Αν και υποστηρίζω την εμπορευματοποίηση (commercialization) των ανακαλύψεων στα πανεπιστήμια μέσω ευρεσιτεχνιών, start-up εταιριών, κτλ, δίνω και κάποιο δίκιο στις απόψεις που περιέχονται στην παρακάτω επιστολή στο Chemical and Engineering News της 19 Φεβ.:
Universities Are Not Businesses

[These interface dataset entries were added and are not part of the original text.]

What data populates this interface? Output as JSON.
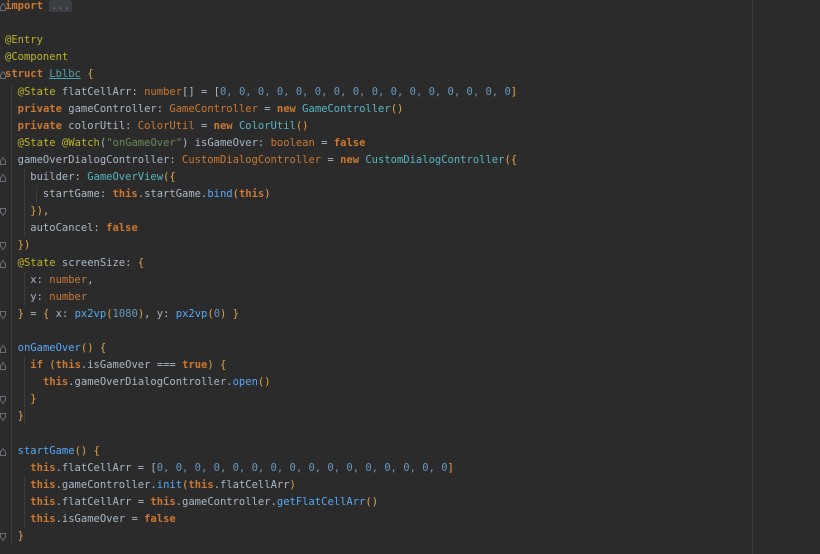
{
  "editor": {
    "lines": [
      {
        "tokens": [
          {
            "t": "import",
            "c": "kw"
          },
          {
            "t": " ",
            "c": "plain"
          },
          {
            "t": "...",
            "c": "folded"
          }
        ],
        "fold": "close"
      },
      {
        "tokens": []
      },
      {
        "tokens": [
          {
            "t": "@Entry",
            "c": "ann"
          }
        ]
      },
      {
        "tokens": [
          {
            "t": "@Component",
            "c": "ann"
          }
        ]
      },
      {
        "tokens": [
          {
            "t": "struct",
            "c": "kw"
          },
          {
            "t": " ",
            "c": "plain"
          },
          {
            "t": "Lblbc",
            "c": "class-u"
          },
          {
            "t": " ",
            "c": "plain"
          },
          {
            "t": "{",
            "c": "punc"
          }
        ],
        "fold": "open"
      },
      {
        "tokens": [
          {
            "t": "  ",
            "c": "plain"
          },
          {
            "t": "@State",
            "c": "ann"
          },
          {
            "t": " flatCellArr: ",
            "c": "plain"
          },
          {
            "t": "number",
            "c": "type"
          },
          {
            "t": "[] = [",
            "c": "plain"
          },
          {
            "t": "0, 0, 0, 0, 0, 0, 0, 0, 0, 0, 0, 0, 0, 0, 0, 0",
            "c": "num"
          },
          {
            "t": "]",
            "c": "punc"
          }
        ]
      },
      {
        "tokens": [
          {
            "t": "  ",
            "c": "plain"
          },
          {
            "t": "private",
            "c": "kw"
          },
          {
            "t": " gameController: ",
            "c": "plain"
          },
          {
            "t": "GameController",
            "c": "type"
          },
          {
            "t": " = ",
            "c": "plain"
          },
          {
            "t": "new",
            "c": "kw"
          },
          {
            "t": " ",
            "c": "plain"
          },
          {
            "t": "GameController",
            "c": "class"
          },
          {
            "t": "()",
            "c": "punc"
          }
        ]
      },
      {
        "tokens": [
          {
            "t": "  ",
            "c": "plain"
          },
          {
            "t": "private",
            "c": "kw"
          },
          {
            "t": " colorUtil: ",
            "c": "plain"
          },
          {
            "t": "ColorUtil",
            "c": "type"
          },
          {
            "t": " = ",
            "c": "plain"
          },
          {
            "t": "new",
            "c": "kw"
          },
          {
            "t": " ",
            "c": "plain"
          },
          {
            "t": "ColorUtil",
            "c": "class"
          },
          {
            "t": "()",
            "c": "punc"
          }
        ]
      },
      {
        "tokens": [
          {
            "t": "  ",
            "c": "plain"
          },
          {
            "t": "@State",
            "c": "ann"
          },
          {
            "t": " ",
            "c": "plain"
          },
          {
            "t": "@Watch",
            "c": "ann"
          },
          {
            "t": "(",
            "c": "plain"
          },
          {
            "t": "\"onGameOver\"",
            "c": "str"
          },
          {
            "t": ") isGameOver: ",
            "c": "plain"
          },
          {
            "t": "boolean",
            "c": "type"
          },
          {
            "t": " = ",
            "c": "plain"
          },
          {
            "t": "false",
            "c": "kw"
          }
        ]
      },
      {
        "tokens": [
          {
            "t": "  gameOverDialogController: ",
            "c": "plain"
          },
          {
            "t": "CustomDialogController",
            "c": "type"
          },
          {
            "t": " = ",
            "c": "plain"
          },
          {
            "t": "new",
            "c": "kw"
          },
          {
            "t": " ",
            "c": "plain"
          },
          {
            "t": "CustomDialogController",
            "c": "class"
          },
          {
            "t": "({",
            "c": "punc"
          }
        ],
        "fold": "open"
      },
      {
        "tokens": [
          {
            "t": "    builder: ",
            "c": "plain"
          },
          {
            "t": "GameOverView",
            "c": "class"
          },
          {
            "t": "({",
            "c": "punc"
          }
        ],
        "fold": "open"
      },
      {
        "tokens": [
          {
            "t": "      startGame: ",
            "c": "plain"
          },
          {
            "t": "this",
            "c": "kw"
          },
          {
            "t": ".startGame.",
            "c": "plain"
          },
          {
            "t": "bind",
            "c": "fn"
          },
          {
            "t": "(",
            "c": "punc"
          },
          {
            "t": "this",
            "c": "kw"
          },
          {
            "t": ")",
            "c": "punc"
          }
        ]
      },
      {
        "tokens": [
          {
            "t": "    ",
            "c": "plain"
          },
          {
            "t": "}),",
            "c": "punc"
          }
        ],
        "fold": "end"
      },
      {
        "tokens": [
          {
            "t": "    autoCancel: ",
            "c": "plain"
          },
          {
            "t": "false",
            "c": "kw"
          }
        ]
      },
      {
        "tokens": [
          {
            "t": "  ",
            "c": "plain"
          },
          {
            "t": "})",
            "c": "punc"
          }
        ],
        "fold": "end"
      },
      {
        "tokens": [
          {
            "t": "  ",
            "c": "plain"
          },
          {
            "t": "@State",
            "c": "ann"
          },
          {
            "t": " screenSize: ",
            "c": "plain"
          },
          {
            "t": "{",
            "c": "punc"
          }
        ],
        "fold": "open"
      },
      {
        "tokens": [
          {
            "t": "    x: ",
            "c": "plain"
          },
          {
            "t": "number",
            "c": "type"
          },
          {
            "t": ",",
            "c": "plain"
          }
        ]
      },
      {
        "tokens": [
          {
            "t": "    y: ",
            "c": "plain"
          },
          {
            "t": "number",
            "c": "type"
          }
        ]
      },
      {
        "tokens": [
          {
            "t": "  ",
            "c": "plain"
          },
          {
            "t": "}",
            "c": "punc"
          },
          {
            "t": " = ",
            "c": "plain"
          },
          {
            "t": "{",
            "c": "punc"
          },
          {
            "t": " x: ",
            "c": "plain"
          },
          {
            "t": "px2vp",
            "c": "fn"
          },
          {
            "t": "(",
            "c": "punc"
          },
          {
            "t": "1080",
            "c": "num"
          },
          {
            "t": ")",
            "c": "punc"
          },
          {
            "t": ", y: ",
            "c": "plain"
          },
          {
            "t": "px2vp",
            "c": "fn"
          },
          {
            "t": "(",
            "c": "punc"
          },
          {
            "t": "0",
            "c": "num"
          },
          {
            "t": ")",
            "c": "punc"
          },
          {
            "t": " }",
            "c": "punc"
          }
        ],
        "fold": "end"
      },
      {
        "tokens": []
      },
      {
        "tokens": [
          {
            "t": "  ",
            "c": "plain"
          },
          {
            "t": "onGameOver",
            "c": "fn"
          },
          {
            "t": "() ",
            "c": "punc"
          },
          {
            "t": "{",
            "c": "punc"
          }
        ],
        "fold": "open"
      },
      {
        "tokens": [
          {
            "t": "    ",
            "c": "plain"
          },
          {
            "t": "if",
            "c": "kw"
          },
          {
            "t": " (",
            "c": "punc"
          },
          {
            "t": "this",
            "c": "kw"
          },
          {
            "t": ".isGameOver === ",
            "c": "plain"
          },
          {
            "t": "true",
            "c": "kw"
          },
          {
            "t": ") ",
            "c": "punc"
          },
          {
            "t": "{",
            "c": "punc"
          }
        ],
        "fold": "open"
      },
      {
        "tokens": [
          {
            "t": "      ",
            "c": "plain"
          },
          {
            "t": "this",
            "c": "kw"
          },
          {
            "t": ".gameOverDialogController.",
            "c": "plain"
          },
          {
            "t": "open",
            "c": "fn"
          },
          {
            "t": "()",
            "c": "punc"
          }
        ]
      },
      {
        "tokens": [
          {
            "t": "    ",
            "c": "plain"
          },
          {
            "t": "}",
            "c": "punc"
          }
        ],
        "fold": "end"
      },
      {
        "tokens": [
          {
            "t": "  ",
            "c": "plain"
          },
          {
            "t": "}",
            "c": "punc"
          }
        ],
        "fold": "end"
      },
      {
        "tokens": []
      },
      {
        "tokens": [
          {
            "t": "  ",
            "c": "plain"
          },
          {
            "t": "startGame",
            "c": "fn"
          },
          {
            "t": "() ",
            "c": "punc"
          },
          {
            "t": "{",
            "c": "punc"
          }
        ],
        "fold": "open"
      },
      {
        "tokens": [
          {
            "t": "    ",
            "c": "plain"
          },
          {
            "t": "this",
            "c": "kw"
          },
          {
            "t": ".flatCellArr = [",
            "c": "plain"
          },
          {
            "t": "0, 0, 0, 0, 0, 0, 0, 0, 0, 0, 0, 0, 0, 0, 0, 0",
            "c": "num"
          },
          {
            "t": "]",
            "c": "punc"
          }
        ]
      },
      {
        "tokens": [
          {
            "t": "    ",
            "c": "plain"
          },
          {
            "t": "this",
            "c": "kw"
          },
          {
            "t": ".gameController.",
            "c": "plain"
          },
          {
            "t": "init",
            "c": "fn"
          },
          {
            "t": "(",
            "c": "punc"
          },
          {
            "t": "this",
            "c": "kw"
          },
          {
            "t": ".flatCellArr",
            "c": "plain"
          },
          {
            "t": ")",
            "c": "punc"
          }
        ]
      },
      {
        "tokens": [
          {
            "t": "    ",
            "c": "plain"
          },
          {
            "t": "this",
            "c": "kw"
          },
          {
            "t": ".flatCellArr = ",
            "c": "plain"
          },
          {
            "t": "this",
            "c": "kw"
          },
          {
            "t": ".gameController.",
            "c": "plain"
          },
          {
            "t": "getFlatCellArr",
            "c": "fn"
          },
          {
            "t": "()",
            "c": "punc"
          }
        ]
      },
      {
        "tokens": [
          {
            "t": "    ",
            "c": "plain"
          },
          {
            "t": "this",
            "c": "kw"
          },
          {
            "t": ".isGameOver = ",
            "c": "plain"
          },
          {
            "t": "false",
            "c": "kw"
          }
        ]
      },
      {
        "tokens": [
          {
            "t": "  ",
            "c": "plain"
          },
          {
            "t": "}",
            "c": "punc"
          }
        ],
        "fold": "end"
      }
    ]
  }
}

The article on the workshop «Enhancing Innovation & Competitiveness through Investments in Federal Research» contained the most delicious irony in the words of Rohm and Haas Chief Technology Officer Gary Calabrese: «U.S. academic institutions are acting too much like for-profit companies» (C&EN, Dec. 18, 2006, page 41). For decades, I have heard complaints that universities are not run enough like businesses and have useless major departments and ivory tower professors. Now, with the Bayh-Dole Act as an incentive to patent research results and with investment funds willy-nilly helping professors start companies, industry must actually compete and pay market prices for what they once took gratis. Horrors! Yet, in a sense that I doubt he intended, Calabrese is absolutely right. It was bad enough when some researchers, to maintain their lead over the competition, would leave key items out of their experiments (or worse, avoid presenting them altogether through communications never followed by a full paper). Now, publication is also delayed until the patent is filed. Sometimes, the patent is the only source of experimental detail, rarely meeting the standards required by major journals. And how many graduate students’ and postdocs’ careers are delayed, or short-circuited entirely, because their adviser-would-be-entrepreneur delays publication further or won’t let them publish some of their findings at all? We see universities refusing to license patents on a nonexclusive basis to small companies that want to sell research quantities of materials because the university can get more money from a big pharmaceutical company through an exclusive license. We even see professors suing their former universities for patent infringement for using their inventions for teaching or research purposes (C&EN, May 26, 2003, page 21).